As is usually the case when events west of the Jordan River take a dramatic turn, Jordan is the country in the Middle East that will feel the most immediate and potentially far-reaching consequences.
Hamas' sweeping victory in landmark elections last month is no exception. Jordan has been notably cautious in reacting to the Hamas victory, unlike Egypt, which almost immediately repeated calls by Western donor countries for the movement to recognize Israel, disarm and uphold all previous agreements between the Palestinian Authority (PA) and Israel. Jordan, for its part, simply urged all parties to maintain the calm and work for peace.
There are good reasons for Jordan to take careful stock of the situation. Hamas, while originally founded in the Gaza Strip as an outgrowth of the Egyptian Muslim Brotherhood, has maintained very close ties to Jordan's Islamists, and for a long time Hamas' leadership in exile was based in Amman. In addition, the general geopolitical and demographic realities of Jordanian-Palestinian relations make close ties between Palestinians of all political stripes in both Jordan and Palestine inevitable and necessitate good relations between Jordan and the PA, whoever may be at the helm.
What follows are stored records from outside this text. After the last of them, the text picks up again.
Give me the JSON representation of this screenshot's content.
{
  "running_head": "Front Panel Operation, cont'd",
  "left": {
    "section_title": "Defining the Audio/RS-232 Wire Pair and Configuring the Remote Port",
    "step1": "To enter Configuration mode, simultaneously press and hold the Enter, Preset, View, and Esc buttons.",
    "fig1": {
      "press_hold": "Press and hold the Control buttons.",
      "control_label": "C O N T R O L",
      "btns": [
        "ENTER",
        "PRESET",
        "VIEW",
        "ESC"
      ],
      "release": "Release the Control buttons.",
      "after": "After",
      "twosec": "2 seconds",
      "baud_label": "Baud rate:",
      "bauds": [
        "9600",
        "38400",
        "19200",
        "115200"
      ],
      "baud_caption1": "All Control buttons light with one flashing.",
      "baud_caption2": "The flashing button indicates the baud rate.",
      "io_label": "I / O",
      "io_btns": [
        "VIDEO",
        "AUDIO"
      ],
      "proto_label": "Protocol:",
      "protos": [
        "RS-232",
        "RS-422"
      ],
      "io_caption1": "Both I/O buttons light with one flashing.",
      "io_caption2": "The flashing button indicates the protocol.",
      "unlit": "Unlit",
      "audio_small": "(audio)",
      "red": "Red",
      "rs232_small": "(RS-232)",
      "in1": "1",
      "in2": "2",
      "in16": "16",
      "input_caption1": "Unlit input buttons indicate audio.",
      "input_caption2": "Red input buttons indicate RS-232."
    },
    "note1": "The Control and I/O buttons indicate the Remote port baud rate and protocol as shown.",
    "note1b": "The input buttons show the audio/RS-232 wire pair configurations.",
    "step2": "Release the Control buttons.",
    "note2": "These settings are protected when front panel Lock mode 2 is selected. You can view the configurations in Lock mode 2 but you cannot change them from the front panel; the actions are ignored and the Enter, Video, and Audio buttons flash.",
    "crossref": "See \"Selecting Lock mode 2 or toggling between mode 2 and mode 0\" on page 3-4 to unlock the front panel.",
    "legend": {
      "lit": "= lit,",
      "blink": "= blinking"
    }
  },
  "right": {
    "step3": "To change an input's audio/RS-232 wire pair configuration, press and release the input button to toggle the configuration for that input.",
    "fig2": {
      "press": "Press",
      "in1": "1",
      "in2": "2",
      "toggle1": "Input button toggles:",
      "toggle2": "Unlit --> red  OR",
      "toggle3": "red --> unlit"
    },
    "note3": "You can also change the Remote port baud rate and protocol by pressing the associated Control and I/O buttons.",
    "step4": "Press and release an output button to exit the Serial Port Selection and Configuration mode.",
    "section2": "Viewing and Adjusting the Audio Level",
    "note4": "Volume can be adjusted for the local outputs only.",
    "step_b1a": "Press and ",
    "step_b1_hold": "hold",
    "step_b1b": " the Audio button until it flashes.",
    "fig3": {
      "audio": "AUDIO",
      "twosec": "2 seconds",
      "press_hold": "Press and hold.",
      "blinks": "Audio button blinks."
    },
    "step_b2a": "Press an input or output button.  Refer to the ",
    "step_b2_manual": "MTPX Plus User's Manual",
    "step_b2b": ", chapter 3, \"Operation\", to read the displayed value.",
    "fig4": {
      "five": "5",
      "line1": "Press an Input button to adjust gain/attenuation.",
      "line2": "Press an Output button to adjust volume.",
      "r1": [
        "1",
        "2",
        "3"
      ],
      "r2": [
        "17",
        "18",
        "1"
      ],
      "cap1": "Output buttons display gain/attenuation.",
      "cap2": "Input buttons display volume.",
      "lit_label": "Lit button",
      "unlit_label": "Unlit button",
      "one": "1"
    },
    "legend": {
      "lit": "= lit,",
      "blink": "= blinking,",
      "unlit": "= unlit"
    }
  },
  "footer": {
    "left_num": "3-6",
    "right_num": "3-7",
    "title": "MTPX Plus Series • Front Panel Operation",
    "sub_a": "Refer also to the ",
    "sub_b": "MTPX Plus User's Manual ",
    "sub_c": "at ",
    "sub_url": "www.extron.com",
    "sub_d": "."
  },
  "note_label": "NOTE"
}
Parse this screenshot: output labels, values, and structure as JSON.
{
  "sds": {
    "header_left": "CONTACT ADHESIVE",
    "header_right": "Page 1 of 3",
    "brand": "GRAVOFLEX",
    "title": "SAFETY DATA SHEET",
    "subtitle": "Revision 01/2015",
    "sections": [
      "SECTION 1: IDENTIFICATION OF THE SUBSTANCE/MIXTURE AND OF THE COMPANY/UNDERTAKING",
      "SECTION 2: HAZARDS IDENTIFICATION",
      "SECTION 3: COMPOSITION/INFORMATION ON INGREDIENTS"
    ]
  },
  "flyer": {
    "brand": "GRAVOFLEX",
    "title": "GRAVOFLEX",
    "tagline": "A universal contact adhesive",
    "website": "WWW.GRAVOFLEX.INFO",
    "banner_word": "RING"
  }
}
But Jordan's relationship with its own Islamists has been uneasy in recent years. Traditionally, the Hashemites, unique among ruling regimes in the region, maintained close relations with Jordan's Muslim Brotherhood. The political arm of the Brotherhood, the Islamic Action Front (IAF), has been allowed to maintain its dominance over the country's professional associations and has had a fair shot at Parliament, where the IAF currently makes up the single largest opposition bloc with 17 out of 110 seats. Jordanian governments usually include one or two portfolios set aside for independents close to the IAF.
The late King Hussein was not about to let his good relations with the Brotherhood get in the way of what he saw as the overriding importance of the Jordanian-Israeli peace treaty, and greater democratic openness enacted in 1988 was curbed to ensure no parliamentary opposition to the treaty in the new Parliament in 1993. Nevertheless, the king clearly valued the relationship, even though the Muslim Brotherhood remained, and continues to remain, implacably opposed to the 1994 peace treaty.
Israel's attempted assassination of
current Hamas leader Khaled Meshaal in 1996 was therefore taken as a personal affront to the king and interpreted as an attempt by Israel to jeopardize Hashemite relations with both Hamas and Jordan's Islamists. King Hussein wasted no time in exacting the maximum political price he could from Israel in return, including the release from prison of Hamas' spiritual leader Sheikh Ahmad Yassin.
His son, King Abdullah, however, has taken a more confrontational approach with Hamas and Jordan's Islamists. In 1999, only six months into his reign, commercial offices in Amman registered under the names of Hamas leaders were shut down, Hamas activists were detained, and arrest warrants were issued against five Hamas leaders: Meshaal, politburo members Musa Abu Marzouq, Sami Khater, Izzat Rasheq, and spokesperson Ibrahim Ghosheh.
Jordan insisted it would no longer tolerate that "Jordanian citizens work for a non-Jordanian organization from Jordanian territory," and the five, who were on a visit to Iran at the time, were charged with membership in an illegal organization, possession and stockpiling of illegal weapons, illegal fundraising, armed activities, and use of forged documents. Upon their return to Amman, Meshaal and his colleagues were arrested at the airport and eventually all deported.
Internally, the regime most recently confronted the IAF with the government's attempt to include a clause in Jordan's political parties' law that would make it illegal for a political party to base itself exclusively on religious foundations. Ostensibly, the clause is meant as a safeguard for minorities, but the IAF sees it as a direct attempt at curbing its potential for growth and greater influence.
That political parties' law has also been the subject of some criticism from Washington, where Jordan so far has managed to stay under the U.S. administration's radar for greater democratization. With Hamas' victory, American pressure is liable to diminish. But Jordan is facing a new dilemma: a successful Hamas will increase the popularity of Jordan's Islamists and render it more difficult to curb their influence. A failed Hamas potentially poses an even more serious problem, particularly if the movement fails because of external pressure, and the PA itself collapses or a civil war breaks out.
The records of Hamas and Jordan suggest that both sides will take highly pragmatic, if slightly uncomfortable, positions vis-a-vis each other. Each is aware of its importance to the other, and while no outright thaw in relations is likely in the near future, some warming can be expected.
Omar Karmi is The Jordan Times correspondent in Jerusalem. This commentary first appeared at bitterlemons-international.org, an online newsletter.